Shot mostly in urban metropolises, the alluring images are evidence of architecture’s power to both respond to and produce a community’s way of life. Havana, Moore shares with Colossal, is built vertically, with tile roofs, high ceilings, and tall windows that encircle central courtyards and offer relief from the fierce heat and sun. “The daylight is generally hard and creates deep shadows, while by night, which falls quickly, the city is quite dark with little by way of street lighting,” he says. Outdoor walls bleach over time from the sun, and verdant foliage and plant life grow in lush tufts from window boxes and landscaped villas.

 

Many of the buildings Moore photographed were constructed before air-conditioning was ubiquitous and at the time, hadn’t undergone significant updates. During his visit—Cuba and its residents were notably experiencing the effects of U.S. embargos between 1998 and 2001—this resulted in dozens of residents living together in a structure designed for single families. He explains:

 

These domestic clusters are known as solars. Given these crowded living conditions, and the tropical climate, Havana can seem like a city inside out: in their extraordinary activity, the overflowing streets remind one of a vast living room. Thus, it became of particular importance to me to depict the architectural fabric of this unique city and country within the context of its people.

 

Residents, while often seen in the distance of the frame, add intimacy and humanity to the series. Along with assistants Ondrej Kubicek, Laurence Dutton, Kevin Fletcher, and Bart Michels, Moore interacted with locals and heard stories about their lives, which were translated by his friend Paquito Vives, while producing the collection. “All of us learned about the city by walking its streets, by knocking on doors, and through talking with the residents about the history of their city,” he shares. “People would frequently complain about the condition of their houses, but they were always friendly and most freely invited us into their homes for a small coffee and long conversations.”

 

Professionally for Moore, this staggering body of work was his first chance to gather “colour harmony, natural light, deep and shallow space, narrative detail, cultural history, and the human figure” within a single image. It was inspired by Julius Schulman’s photos of Mid-Century Modern architecture and the way people configure within a space, a concern that’s visible throughout his extensive archive of locales in Russia and Ukraine, New York, and Detroit.

 

 

ThisisColossal, Grace Ebert. January 2022.
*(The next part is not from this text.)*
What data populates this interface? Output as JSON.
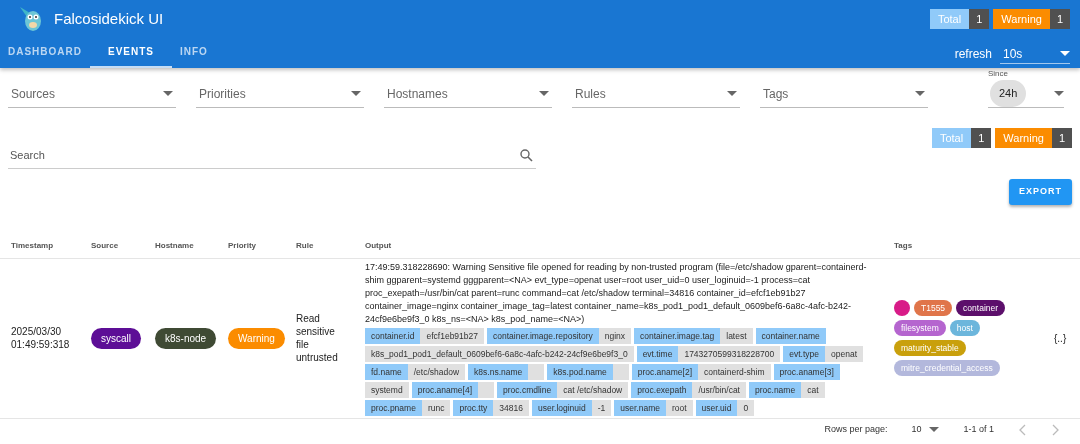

All images © Andrew Moore

 

Explosive photos by Ray Collins capture the ocean’s mercurial nature

Explosive photos by Ray Collins capture the ocean’s mercurial nature as it erupts in extravagant bursts

 

  

Ever fickle, the ocean and all its excitable energy provide endless fodder for Ray Collins. The Australian photographer, who is based in Wollongong, is known for his dramatic images that capture the diversity of textures and forms that emerge from the water.

 

Waves undulate into scaly walls, fine mists erupt in the air, and surges turn in on themselves, creating eerie, patterned tunnels. Each image emphasizes the capricious nature of the water, which Collins shares as the impetus for his practice.

 

“I’m fortunate that my subject, the ocean, is never the same. There are always new emotions and feelings to capture. As long as I show up with a blank slate, I will find new and beautiful moments,” he says.

 

 

Thisiscolossal.com, Grace Ebert. September 2022. All images © Ray Collins